Atopic Eczema, also called Dermatitis, is a skin condition that is usually found in small children and young adults. Atopic Dermatitis can include a variety of skin conditions with symptoms including red, itchy, oozing and scaling skin.

Atopic Eczema in babies, also called Infantile Dermatitis, is usually found on the face and scalp, and causes the skin to itch, ooze and crust. The condition often disappears by the age of two. In teens and young adults, atopic eczema usually breaks out on the bends of the elbows and the backs of the knees.

Warts in Children

Warts are caused by a virus that gets into the skin. Usually flesh tone in color, they are raised bumps rough to the touch. Sometimes warts will be flat and dark in color. The two most frequent types of warts that are found in children are common warts and plantar warts. Common warts are usually found on the hands, growing around the nail or the back of the hands. Plantar warts are foot warts, usually located on the bottom of the foot. Because of the location of growth, they can be painful when walking.

Warts will sometimes disappear without treatment. In cases where warts continue to grow in size or multiply, treatment options can include burning, freezing or topical solutions. Warts, unsightly by nature, can be a source of embarrassment for children. Removal of warts is recommended at the earliest stages to prevent spreading of the virus and additional breakouts.

Teen Acne

Our bodies produce hormones called Androgens that result in the production of oil on the skin. This oil can cause the outbreak of acne. Acne in children and teens can be occasional breakouts to severe cases of pimples, whiteheads and blackheads. Acne in children and teens can cause serious emotional withdraw from friends and school activities, causing children and teenagers to be introverted and shy in social situations. The good news is acne is treatable. Most acne skin conditions can be improved at home by keeping a regular skin care regimen. Additional diagnosis and treatment from a dermatologist may be necessary if regular skin maintenance does not clear up acne.

Tips for a Healthy Skin Care Regimen:

  1. Do not scrub; acne is not caused by dirt. Scrubbing will actually irritate the skin further.
  2. Wash the face with a dermatology-grade skin cleanser that was created for acne. The dermatologist can recommend one for your skin type.
  3. Apply lotion with a glycolic acid or copper-based product to dry up skin and reduce bacteria. Also utilize a retinol-based product.
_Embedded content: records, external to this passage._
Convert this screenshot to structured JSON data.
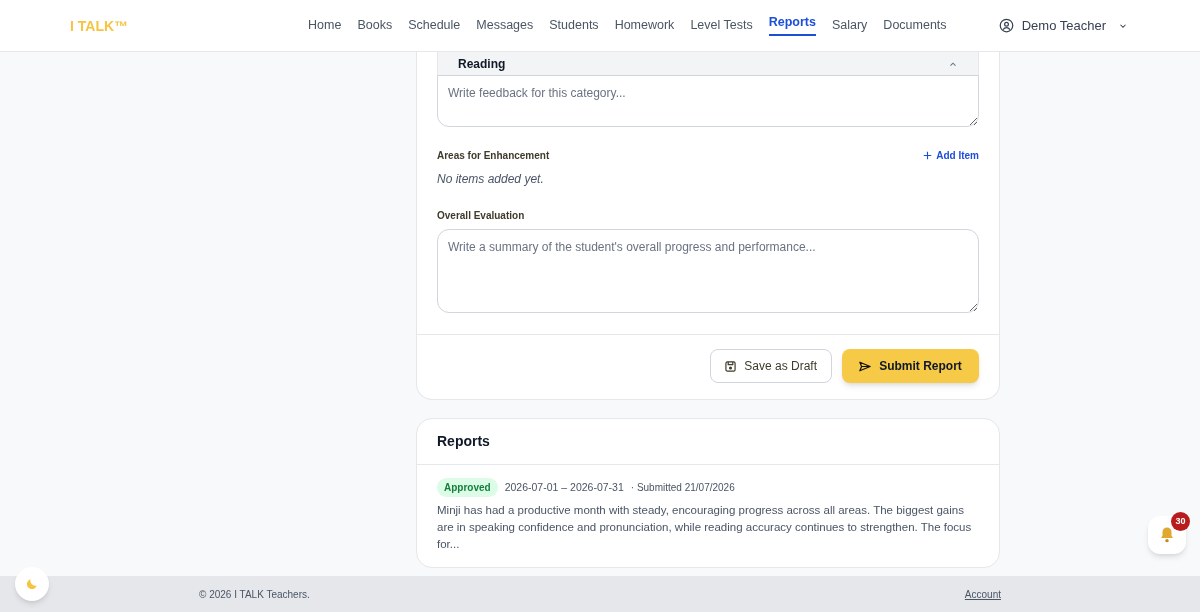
{
  "brand": "I TALK™",
  "nav": [
    {
      "label": "Home",
      "selected": false
    },
    {
      "label": "Books",
      "selected": false
    },
    {
      "label": "Schedule",
      "selected": false
    },
    {
      "label": "Messages",
      "selected": false
    },
    {
      "label": "Students",
      "selected": false
    },
    {
      "label": "Homework",
      "selected": false
    },
    {
      "label": "Level Tests",
      "selected": false
    },
    {
      "label": "Reports",
      "selected": true
    },
    {
      "label": "Salary",
      "selected": false
    },
    {
      "label": "Documents",
      "selected": false
    }
  ],
  "user": "Demo Teacher",
  "category": {
    "title": "Reading",
    "placeholder": "Write feedback for this category..."
  },
  "enhancement": {
    "label": "Areas for Enhancement",
    "add": "Add Item",
    "empty": "No items added yet."
  },
  "overall": {
    "label": "Overall Evaluation",
    "placeholder": "Write a summary of the student's overall progress and performance..."
  },
  "buttons": {
    "draft": "Save as Draft",
    "submit": "Submit Report"
  },
  "reports": {
    "title": "Reports",
    "items": [
      {
        "status": "Approved",
        "period": "2026-07-01 – 2026-07-31",
        "submitted": "· Submitted 21/07/2026",
        "summary": "Minji has had a productive month with steady, encouraging progress across all areas. The biggest gains are in speaking confidence and pronunciation, while reading accuracy continues to strengthen. The focus for..."
      }
    ]
  },
  "notifications": "30",
  "footer": {
    "copyright": "© 2026 I TALK Teachers.",
    "link": "Account"
  }
}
Birthmarks

Children are often born with birthmarks that vary in size, color and shape. Usually there is no need for concern, and within time, usually by the age of two, the birthmarks will fade or completely disappear without additional treatments. The three most common birthmarks that are found in babies and children are angel kisses or stork bites, hemangiomas and port wine stains.

Angel Kisses and Stork Bites
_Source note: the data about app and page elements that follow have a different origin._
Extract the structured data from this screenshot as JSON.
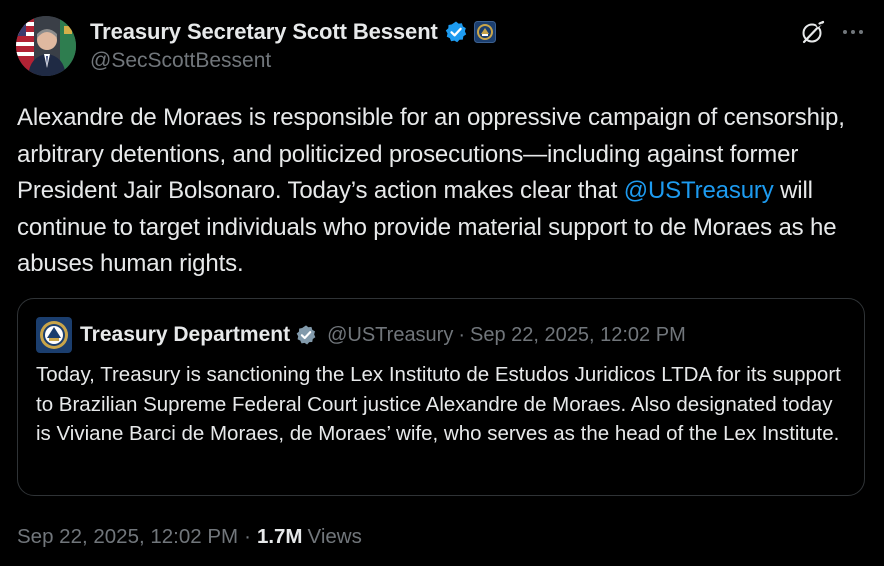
{
  "author": {
    "display_name": "Treasury Secretary Scott Bessent",
    "handle": "@SecScottBessent",
    "verified_icon": "verified-badge-icon",
    "affiliation_icon": "treasury-seal-icon"
  },
  "actions": {
    "grok_icon": "grok-icon",
    "more_icon": "more-options-icon"
  },
  "tweet": {
    "text_part1": "Alexandre de Moraes is responsible for an oppressive campaign of censorship, arbitrary detentions, and politicized prosecutions—including against former President Jair Bolsonaro. Today’s action makes clear that ",
    "mention": "@USTreasury",
    "text_part2": " will continue to target individuals who provide material support to de Moraes as he abuses human rights."
  },
  "quote": {
    "display_name": "Treasury Department",
    "handle": "@USTreasury",
    "separator": "·",
    "timestamp": "Sep 22, 2025, 12:02 PM",
    "text": "Today, Treasury is sanctioning the Lex Instituto de Estudos Juridicos LTDA for its support to Brazilian Supreme Federal Court justice Alexandre de Moraes. Also designated today is Viviane Barci de Moraes, de Moraes’ wife, who serves as the head of the Lex Institute."
  },
  "footer": {
    "timestamp": "Sep 22, 2025, 12:02 PM",
    "separator": "·",
    "view_count": "1.7M",
    "views_label": "Views"
  },
  "colors": {
    "background": "#000000",
    "text_primary": "#e7e9ea",
    "text_secondary": "#71767b",
    "accent": "#1d9bf0",
    "border": "#2f3336",
    "verified_blue": "#1d9bf0"
  }
}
Macular stains, also nicknamed angel kisses or stork bites are flat, pinkish, red-spots that can be found anywhere on the body. There is no need for concern or treatment for this type of birthmark. Angel kisses usually disappear by the age of two. If the birthmark does not fade and lasts into adulthood, it is called a stork bite.

Hemangiomas

One of the more common types of birthmarks found in babies are hemangiomas. Hemangiomas are raised soft lumps on the skin that can resemble a small blister. Hemangiomas generally are not visible at birth and begin to form a few days to several weeks of age. They are usually red in color but can also be bluish. This type of birthmark, also know as a strawberry birthmark is caused by a cluster of "left over" cells in the baby's skin. Hemagiomas can continue to grow in size for the first 3-6 months of life, at which time they generally begin to shrink. A dermatologist can examine the birthmark to determine if treatment is necessary.

Port Wine Stains

Flat pink, red or purple birthmarks on the body are port wine stains. They can be small in size or cover large areas of the skin. Port wine stains can grow to be very thick and have bumps and ridges. This type of birthmark will last forever and will not go away on its own without treatment. Dermatologists sometimes treat port wine stains with lasers to help the spots disappear.